Problem to work on: Every entry that follows should be output again, word for word.

━━━━

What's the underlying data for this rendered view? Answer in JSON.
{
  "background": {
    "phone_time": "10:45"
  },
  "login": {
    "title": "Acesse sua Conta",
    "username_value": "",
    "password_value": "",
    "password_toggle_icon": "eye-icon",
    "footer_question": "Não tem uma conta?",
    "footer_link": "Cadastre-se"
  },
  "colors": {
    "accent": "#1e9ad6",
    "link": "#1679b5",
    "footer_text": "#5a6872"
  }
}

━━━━

Output of the task:
What's the underlying data for this rendered view? Answer in JSON.
{
  "background": {
    "phone_time": "10:45"
  },
  "login": {
    "title": "Acesse sua Conta",
    "username_value": "",
    "password_value": "",
    "password_toggle_icon": "eye-icon",
    "footer_question": "Não tem uma conta?",
    "footer_link": "Cadastre-se"
  },
  "colors": {
    "accent": "#1e9ad6",
    "link": "#1679b5",
    "footer_text": "#5a6872"
  }
}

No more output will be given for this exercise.